━━━━━ Provided entries ━━━━━
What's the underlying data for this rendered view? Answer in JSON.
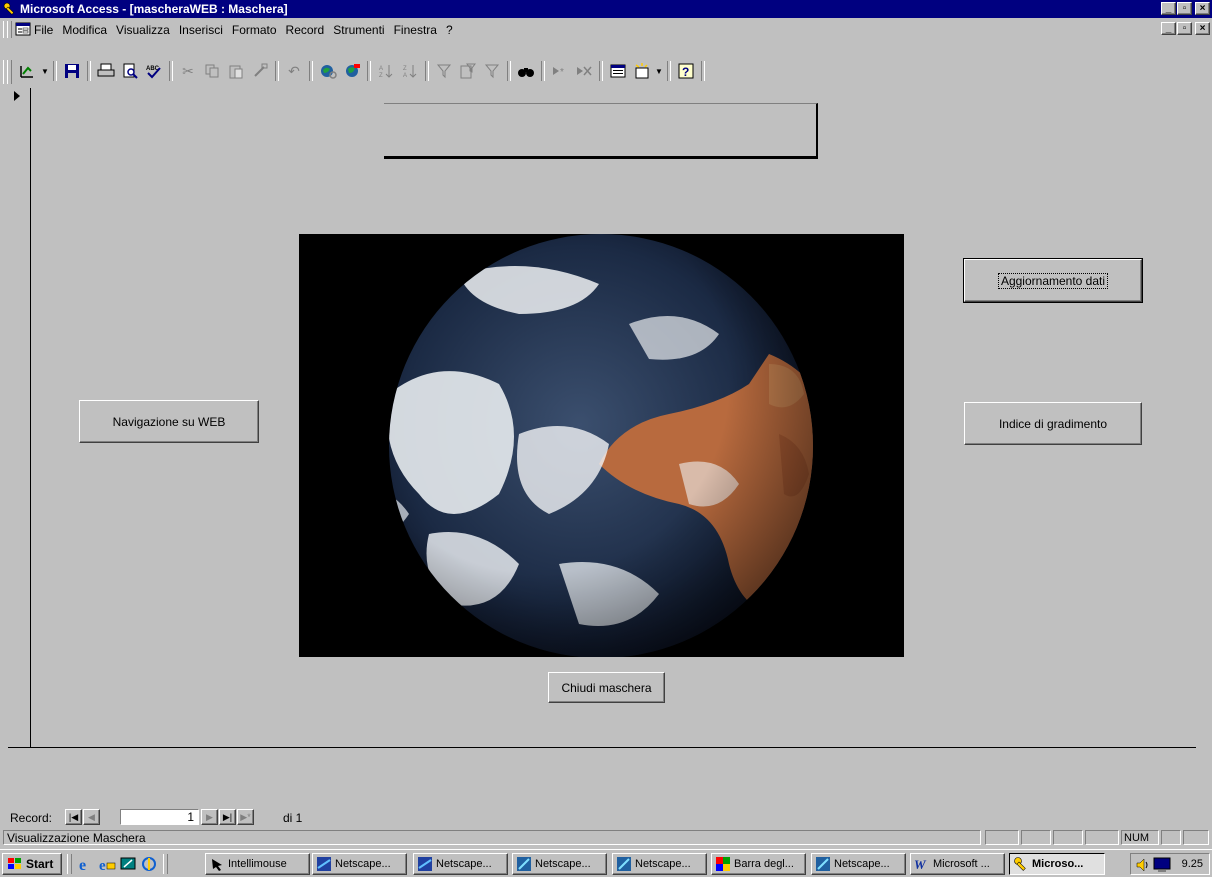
{
  "window": {
    "title": "Microsoft Access - [mascheraWEB : Maschera]",
    "title_bg": "#000080",
    "minimize": "_",
    "restore": "▫",
    "close": "×"
  },
  "menu": {
    "items": [
      "File",
      "Modifica",
      "Visualizza",
      "Inserisci",
      "Formato",
      "Record",
      "Strumenti",
      "Finestra",
      "?"
    ]
  },
  "toolbar": {
    "icons": [
      "view-design-icon",
      "save-icon",
      "print-icon",
      "print-preview-icon",
      "spelling-icon",
      "cut-icon",
      "copy-icon",
      "paste-icon",
      "format-painter-icon",
      "undo-icon",
      "insert-hyperlink-icon",
      "web-toolbar-icon",
      "sort-ascending-icon",
      "sort-descending-icon",
      "filter-by-selection-icon",
      "filter-by-form-icon",
      "apply-filter-icon",
      "find-icon",
      "new-record-icon",
      "delete-record-icon",
      "database-window-icon",
      "new-object-icon",
      "help-icon"
    ]
  },
  "form": {
    "buttons": {
      "navigate_web": "Navigazione su WEB",
      "update_data": "Aggiornamento dati",
      "rating_index": "Indice di gradimento",
      "close_form": "Chiudi maschera"
    },
    "picture": "earth-photo"
  },
  "navigation": {
    "label": "Record:",
    "current": "1",
    "of_total": "di 1"
  },
  "status": {
    "text": "Visualizzazione Maschera",
    "num": "NUM"
  },
  "taskbar": {
    "start": "Start",
    "tasks": [
      "Intellimouse",
      "Netscape...",
      "Netscape...",
      "Netscape...",
      "Netscape...",
      "Barra degl...",
      "Netscape...",
      "Microsoft ...",
      "Microso..."
    ],
    "active_index": 8,
    "clock": "9.25"
  }
}
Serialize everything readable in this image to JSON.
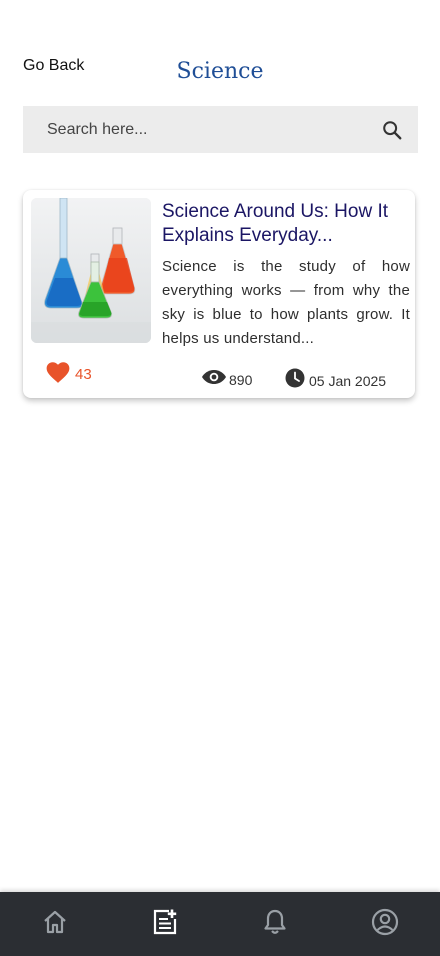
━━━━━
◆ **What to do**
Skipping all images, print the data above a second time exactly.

◆ **Output for this task**
What's the underlying data for this rendered view? Answer in JSON.
{
  "window": {
    "title": "Microsoft Access - [mascheraWEB : Maschera]",
    "title_bg": "#000080",
    "minimize": "_",
    "restore": "▫",
    "close": "×"
  },
  "menu": {
    "items": [
      "File",
      "Modifica",
      "Visualizza",
      "Inserisci",
      "Formato",
      "Record",
      "Strumenti",
      "Finestra",
      "?"
    ]
  },
  "toolbar": {
    "icons": [
      "view-design-icon",
      "save-icon",
      "print-icon",
      "print-preview-icon",
      "spelling-icon",
      "cut-icon",
      "copy-icon",
      "paste-icon",
      "format-painter-icon",
      "undo-icon",
      "insert-hyperlink-icon",
      "web-toolbar-icon",
      "sort-ascending-icon",
      "sort-descending-icon",
      "filter-by-selection-icon",
      "filter-by-form-icon",
      "apply-filter-icon",
      "find-icon",
      "new-record-icon",
      "delete-record-icon",
      "database-window-icon",
      "new-object-icon",
      "help-icon"
    ]
  },
  "form": {
    "buttons": {
      "navigate_web": "Navigazione su WEB",
      "update_data": "Aggiornamento dati",
      "rating_index": "Indice di gradimento",
      "close_form": "Chiudi maschera"
    },
    "picture": "earth-photo"
  },
  "navigation": {
    "label": "Record:",
    "current": "1",
    "of_total": "di 1"
  },
  "status": {
    "text": "Visualizzazione Maschera",
    "num": "NUM"
  },
  "taskbar": {
    "start": "Start",
    "tasks": [
      "Intellimouse",
      "Netscape...",
      "Netscape...",
      "Netscape...",
      "Netscape...",
      "Barra degl...",
      "Netscape...",
      "Microsoft ...",
      "Microso..."
    ],
    "active_index": 8,
    "clock": "9.25"
  }
}
Serialize everything readable in this image to JSON.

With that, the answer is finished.